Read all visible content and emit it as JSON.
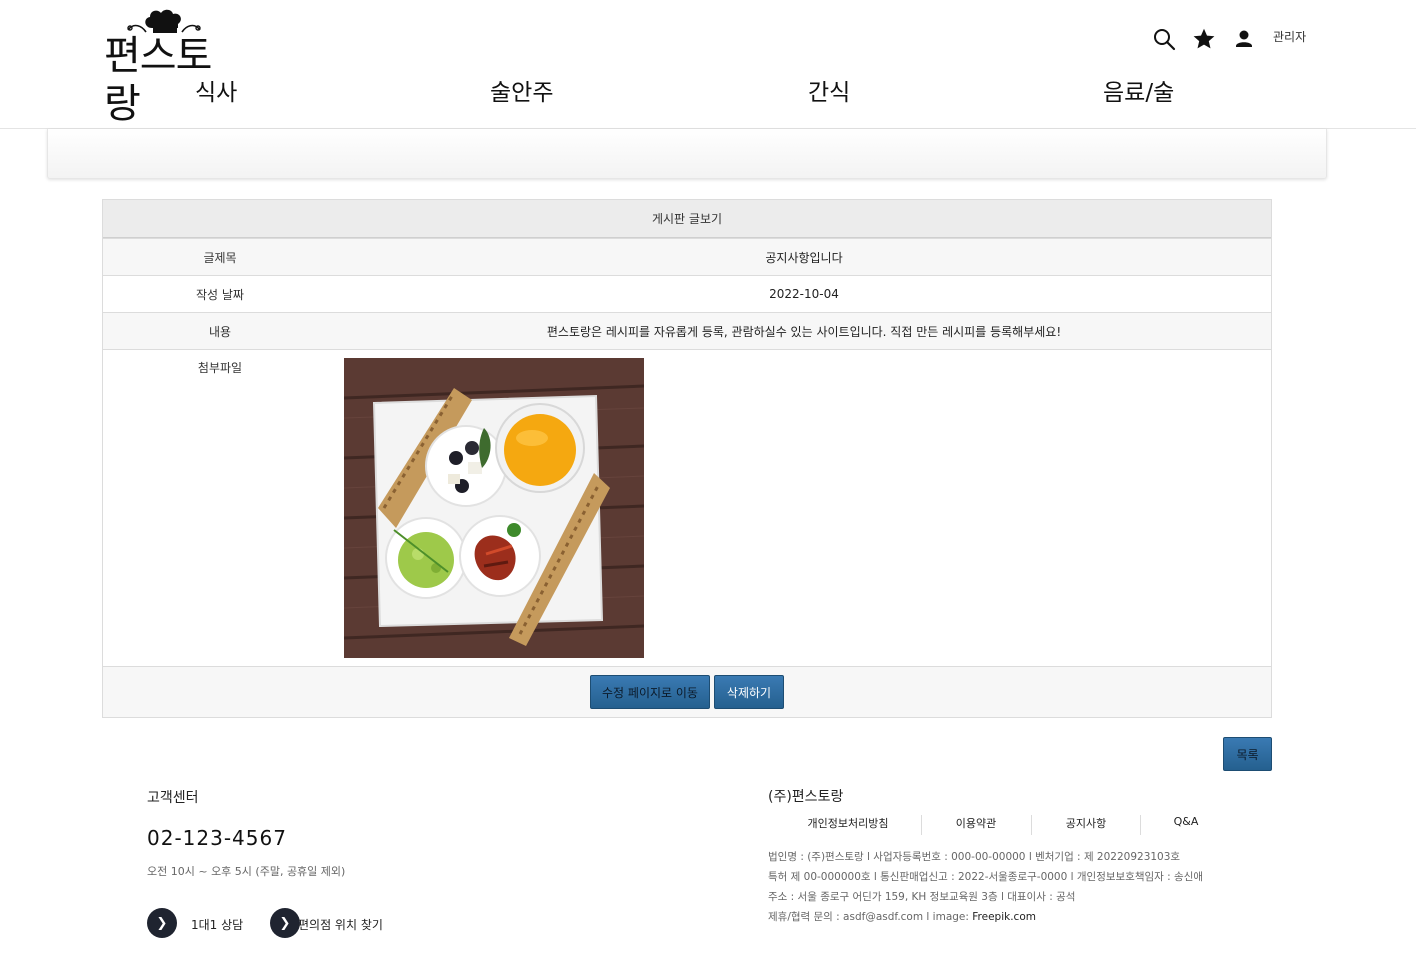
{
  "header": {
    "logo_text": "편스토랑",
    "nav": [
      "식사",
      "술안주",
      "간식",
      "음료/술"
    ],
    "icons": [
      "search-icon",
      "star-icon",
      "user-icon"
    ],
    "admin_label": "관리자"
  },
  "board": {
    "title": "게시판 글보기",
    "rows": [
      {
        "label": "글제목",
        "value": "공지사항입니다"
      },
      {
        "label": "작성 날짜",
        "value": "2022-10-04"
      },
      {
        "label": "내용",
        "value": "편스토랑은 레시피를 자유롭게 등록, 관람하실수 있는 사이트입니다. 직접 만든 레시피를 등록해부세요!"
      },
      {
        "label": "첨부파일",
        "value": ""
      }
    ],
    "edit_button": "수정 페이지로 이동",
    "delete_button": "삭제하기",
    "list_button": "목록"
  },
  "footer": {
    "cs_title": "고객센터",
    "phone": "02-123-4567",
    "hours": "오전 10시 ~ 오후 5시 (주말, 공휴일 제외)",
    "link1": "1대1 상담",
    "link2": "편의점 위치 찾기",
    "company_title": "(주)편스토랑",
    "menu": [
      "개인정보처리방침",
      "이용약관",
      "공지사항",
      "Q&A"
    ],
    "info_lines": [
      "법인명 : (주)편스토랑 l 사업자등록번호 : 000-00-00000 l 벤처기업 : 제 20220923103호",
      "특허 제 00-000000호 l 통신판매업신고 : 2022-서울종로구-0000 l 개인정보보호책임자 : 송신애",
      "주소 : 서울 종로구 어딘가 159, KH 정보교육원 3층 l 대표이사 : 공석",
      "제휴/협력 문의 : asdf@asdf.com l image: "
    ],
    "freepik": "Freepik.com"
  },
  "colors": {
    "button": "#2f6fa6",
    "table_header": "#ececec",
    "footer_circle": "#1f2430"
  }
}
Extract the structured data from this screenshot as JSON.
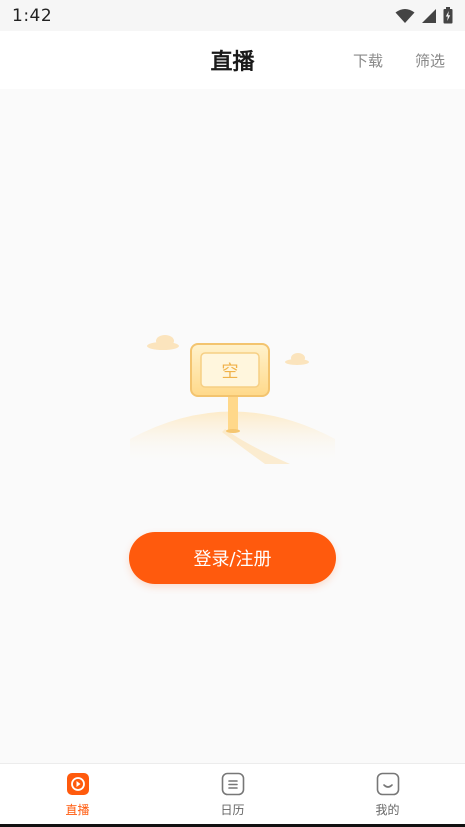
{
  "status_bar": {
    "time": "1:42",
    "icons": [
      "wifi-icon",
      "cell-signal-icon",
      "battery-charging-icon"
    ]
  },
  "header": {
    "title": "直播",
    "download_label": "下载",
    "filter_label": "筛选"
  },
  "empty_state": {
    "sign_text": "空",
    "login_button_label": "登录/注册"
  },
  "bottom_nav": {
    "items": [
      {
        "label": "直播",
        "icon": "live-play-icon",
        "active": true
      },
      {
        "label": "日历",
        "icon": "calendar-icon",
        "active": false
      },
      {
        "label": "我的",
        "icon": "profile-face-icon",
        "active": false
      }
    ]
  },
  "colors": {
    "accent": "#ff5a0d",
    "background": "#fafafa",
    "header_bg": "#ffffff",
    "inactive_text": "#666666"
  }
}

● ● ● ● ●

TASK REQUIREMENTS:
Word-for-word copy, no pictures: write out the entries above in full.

TASK ANSWER:
Read all visible content and emit it as JSON.
{
  "header": {
    "logo_text": "편스토랑",
    "nav": [
      "식사",
      "술안주",
      "간식",
      "음료/술"
    ],
    "icons": [
      "search-icon",
      "star-icon",
      "user-icon"
    ],
    "admin_label": "관리자"
  },
  "board": {
    "title": "게시판 글보기",
    "rows": [
      {
        "label": "글제목",
        "value": "공지사항입니다"
      },
      {
        "label": "작성 날짜",
        "value": "2022-10-04"
      },
      {
        "label": "내용",
        "value": "편스토랑은 레시피를 자유롭게 등록, 관람하실수 있는 사이트입니다. 직접 만든 레시피를 등록해부세요!"
      },
      {
        "label": "첨부파일",
        "value": ""
      }
    ],
    "edit_button": "수정 페이지로 이동",
    "delete_button": "삭제하기",
    "list_button": "목록"
  },
  "footer": {
    "cs_title": "고객센터",
    "phone": "02-123-4567",
    "hours": "오전 10시 ~ 오후 5시 (주말, 공휴일 제외)",
    "link1": "1대1 상담",
    "link2": "편의점 위치 찾기",
    "company_title": "(주)편스토랑",
    "menu": [
      "개인정보처리방침",
      "이용약관",
      "공지사항",
      "Q&A"
    ],
    "info_lines": [
      "법인명 : (주)편스토랑 l 사업자등록번호 : 000-00-00000 l 벤처기업 : 제 20220923103호",
      "특허 제 00-000000호 l 통신판매업신고 : 2022-서울종로구-0000 l 개인정보보호책임자 : 송신애",
      "주소 : 서울 종로구 어딘가 159, KH 정보교육원 3층 l 대표이사 : 공석",
      "제휴/협력 문의 : asdf@asdf.com l image: "
    ],
    "freepik": "Freepik.com"
  },
  "colors": {
    "button": "#2f6fa6",
    "table_header": "#ececec",
    "footer_circle": "#1f2430"
  }
}
Extract the structured data from this screenshot as JSON.
{
  "status_bar": {
    "time": "1:42",
    "icons": [
      "wifi-icon",
      "cell-signal-icon",
      "battery-charging-icon"
    ]
  },
  "header": {
    "title": "直播",
    "download_label": "下载",
    "filter_label": "筛选"
  },
  "empty_state": {
    "sign_text": "空",
    "login_button_label": "登录/注册"
  },
  "bottom_nav": {
    "items": [
      {
        "label": "直播",
        "icon": "live-play-icon",
        "active": true
      },
      {
        "label": "日历",
        "icon": "calendar-icon",
        "active": false
      },
      {
        "label": "我的",
        "icon": "profile-face-icon",
        "active": false
      }
    ]
  },
  "colors": {
    "accent": "#ff5a0d",
    "background": "#fafafa",
    "header_bg": "#ffffff",
    "inactive_text": "#666666"
  }
}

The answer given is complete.